On Maui I was assigned a BAR. I really got to know the weapon and like it. One day in the field a tracer started a fire in some bamboo across a ravine. We fought it with utility jackets, our boots, and a few entrenching tools for almost two hours before better equipped help arrived. We got to ride back in the trucks that brought the help instead of marching.
We were on a training exercise on Maui, when word was received that Japan had surrendered. We got an extra hour for lunch, but worked until midnight instead of ending the exercise at 2200. It was seven miles to the nearest town. "The Brass "didn't want anybody making it to town and getting drunk.
When the division returned to the states, I did not have enough POINTS to accompany it, so I was transferred to a Provisional MP Battalion.

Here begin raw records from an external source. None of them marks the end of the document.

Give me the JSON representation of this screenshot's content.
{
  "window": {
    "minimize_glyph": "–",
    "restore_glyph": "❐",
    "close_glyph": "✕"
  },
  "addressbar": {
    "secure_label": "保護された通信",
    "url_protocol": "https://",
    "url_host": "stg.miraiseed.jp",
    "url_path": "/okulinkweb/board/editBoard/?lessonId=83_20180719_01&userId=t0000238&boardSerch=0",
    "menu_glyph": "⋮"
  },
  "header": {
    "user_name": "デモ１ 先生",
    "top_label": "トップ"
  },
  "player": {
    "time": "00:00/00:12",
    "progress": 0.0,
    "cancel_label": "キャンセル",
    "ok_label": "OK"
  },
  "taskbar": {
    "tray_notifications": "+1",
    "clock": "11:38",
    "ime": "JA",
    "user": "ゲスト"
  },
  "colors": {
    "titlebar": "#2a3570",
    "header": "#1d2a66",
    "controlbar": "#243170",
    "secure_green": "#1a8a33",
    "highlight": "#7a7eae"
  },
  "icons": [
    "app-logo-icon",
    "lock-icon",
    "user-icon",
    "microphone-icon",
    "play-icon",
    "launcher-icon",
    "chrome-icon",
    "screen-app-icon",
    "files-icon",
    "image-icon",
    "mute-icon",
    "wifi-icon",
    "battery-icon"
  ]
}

We MP's were shipped to Guam where we guarded Japanese POW's.
Mid January I heard talk that "The General "was looking for a crew to man his yacht. I volunteered and as the senior PFC was schooled as the COX'N. Two other PFC's, whom I had not known previously, made up the rest of the crew. One was the motor-mech, and the other was the flunky. We transferred to the Navy Base taking our M-1 carbines and ammo with us. This raised quite a stink with the Naval Base executive officer, when he inspected the quonset hut in which we were billeted. Our weapons were hanging below our racks as all good Marines were taught to do. The ammo was in our apple crate lockers. I informed the Commander that Marines had to clean their weapons daily and thus had to have them readily available. The Commander did not like this one bit and insisted that we turn our weapons and ammo in at the base armory. My reply was that we would gladly comply with his order as long as we could have access to our weapons on a daily basis including weekends and holidays. As soon as the Commander and his inspection party had left our hut, we contacted the Island Command sergeant major about our run in with the Navy Base Ex. 0. Results, we turned our weapons into the armory, the naval personnel cleaned them daily and one of the three crew members inspected them daily including weekends and holidays.

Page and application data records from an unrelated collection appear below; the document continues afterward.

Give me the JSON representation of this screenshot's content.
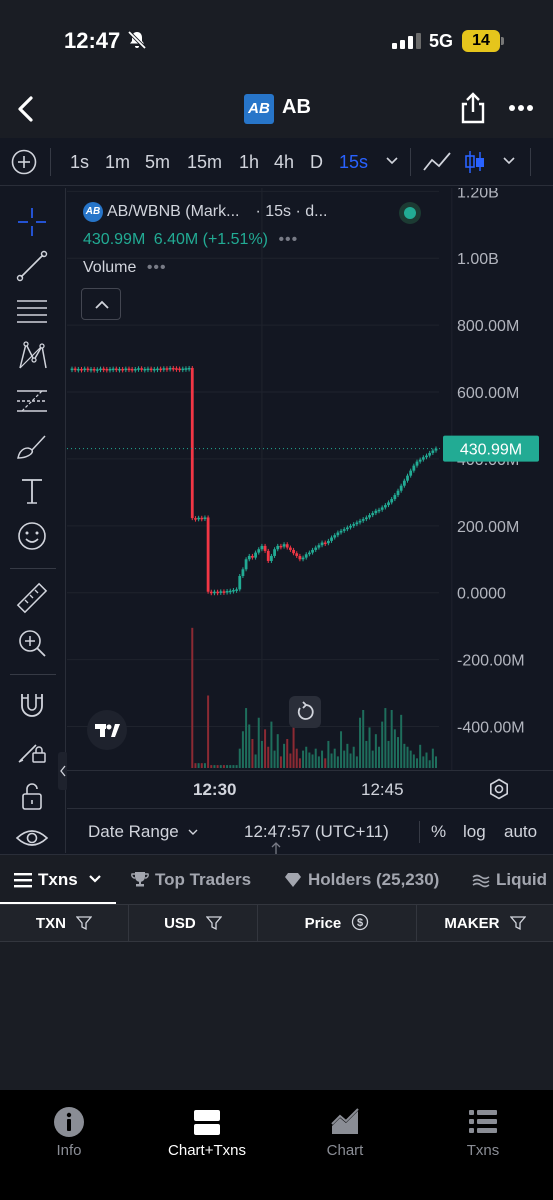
{
  "status_bar": {
    "time": "12:47",
    "network": "5G",
    "battery": "14"
  },
  "nav": {
    "logo_text": "AB",
    "title": "AB"
  },
  "toolbar": {
    "intervals": [
      "1s",
      "1m",
      "5m",
      "15m",
      "1h",
      "4h",
      "D",
      "15s"
    ],
    "active_interval": "15s"
  },
  "legend": {
    "symbol": "AB/WBNB (Mark...",
    "meta": "· 15s · d...",
    "price": "430.99M",
    "change": "6.40M (+1.51%)",
    "indicator": "Volume"
  },
  "colors": {
    "up": "#22ab94",
    "down": "#f23645",
    "accent": "#2962ff",
    "bg": "#131722"
  },
  "chart_data": {
    "type": "candlestick",
    "y_ticks": [
      "1.20B",
      "1.00B",
      "800.00M",
      "600.00M",
      "400.00M",
      "200.00M",
      "0.0000",
      "-200.00M",
      "-400.00M"
    ],
    "y_tick_values": [
      1200,
      1000,
      800,
      600,
      400,
      200,
      0,
      -200,
      -400
    ],
    "ylim": [
      -530,
      1210
    ],
    "x_ticks": [
      "12:30",
      "12:45"
    ],
    "x_tick_index": [
      60,
      120
    ],
    "last_price_label": "430.99M",
    "last_price": 430.99,
    "price_series": [
      670,
      668,
      669,
      668,
      670,
      668,
      669,
      667,
      668,
      670,
      669,
      668,
      669,
      670,
      668,
      669,
      668,
      670,
      669,
      668,
      669,
      671,
      668,
      669,
      670,
      668,
      669,
      670,
      669,
      671,
      670,
      672,
      671,
      670,
      669,
      670,
      671,
      672,
      223,
      222,
      224,
      223,
      225,
      3,
      2,
      3,
      2,
      4,
      3,
      5,
      6,
      8,
      10,
      50,
      70,
      100,
      110,
      105,
      120,
      130,
      140,
      125,
      95,
      110,
      130,
      140,
      138,
      145,
      135,
      128,
      118,
      110,
      100,
      105,
      115,
      120,
      128,
      135,
      142,
      150,
      148,
      155,
      165,
      172,
      180,
      185,
      190,
      195,
      200,
      205,
      210,
      215,
      220,
      225,
      232,
      238,
      245,
      248,
      255,
      262,
      270,
      280,
      292,
      305,
      320,
      335,
      350,
      365,
      380,
      392,
      398,
      405,
      410,
      418,
      425,
      431
    ],
    "volume_series": [
      0,
      0,
      0,
      0,
      0,
      0,
      0,
      0,
      0,
      0,
      0,
      0,
      0,
      0,
      0,
      0,
      0,
      0,
      0,
      0,
      0,
      0,
      0,
      0,
      0,
      0,
      0,
      0,
      0,
      0,
      0,
      0,
      0,
      0,
      0,
      0,
      0,
      0,
      145,
      5,
      5,
      5,
      5,
      75,
      3,
      3,
      3,
      3,
      3,
      3,
      3,
      3,
      3,
      20,
      38,
      62,
      45,
      30,
      14,
      52,
      28,
      40,
      22,
      48,
      18,
      35,
      12,
      25,
      30,
      15,
      42,
      20,
      10,
      18,
      22,
      16,
      14,
      20,
      12,
      18,
      10,
      28,
      15,
      20,
      12,
      38,
      18,
      25,
      15,
      22,
      12,
      52,
      60,
      28,
      42,
      18,
      35,
      22,
      48,
      62,
      28,
      60,
      40,
      32,
      55,
      25,
      22,
      18,
      14,
      10,
      24,
      12,
      16,
      8,
      20,
      12
    ],
    "volume_ylim": [
      0,
      150
    ]
  },
  "time_axis": {
    "labels": [
      "12:30",
      "12:45"
    ]
  },
  "bottom_bar": {
    "date_range": "Date Range",
    "clock": "12:47:57 (UTC+11)",
    "percent": "%",
    "log": "log",
    "auto": "auto"
  },
  "tabs": [
    "Txns",
    "Top Traders",
    "Holders (25,230)",
    "Liquid"
  ],
  "table": {
    "headers": [
      "TXN",
      "USD",
      "Price",
      "MAKER"
    ]
  },
  "app_nav": [
    "Info",
    "Chart+Txns",
    "Chart",
    "Txns"
  ]
}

We never saw "The General "or his yacht, but we did learn how to maintain and operate the LCVP, LCVR, and the LCM.
In late May 1946 my days as Cox'n ended; I was shipped back to the states and honorably discharged on 15 June 1946 at NTC Great Lakes, Illinois. I returned to my home in Minnesota.

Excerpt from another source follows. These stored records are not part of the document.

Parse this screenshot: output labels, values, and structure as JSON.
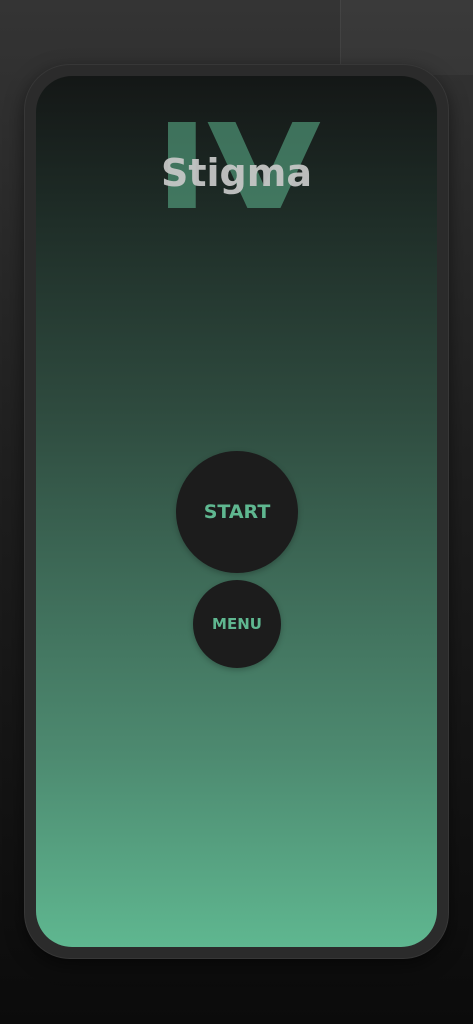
{
  "logo": {
    "roman_numeral": "IV",
    "title": "Stigma"
  },
  "buttons": {
    "start_label": "START",
    "menu_label": "MENU"
  },
  "colors": {
    "accent": "#5fb790",
    "button_bg": "#1c1c1c",
    "title_text": "#c9c9c9"
  }
}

I enlisted into the USMC on 3 October 1956 after being a civilian for 10 years, 3 months, and 18 days. I was immediately promoted to PFC and drove to Quantico, Virginia for duty.
After serving with the 3rd MAW in Japan; 1st MAW in California and Arizona; 2nd and 3rd FSR at Camp LeJuene and on Okinawa; 2nd MAW in North Carolina; 1st MAR DIV in Vietnam; 3rd MAR DIV on Okinawa; and MATSG-90 in Tennessee, I retired as a Captain on 1 December 1976, and moved with my family back to Minnesota.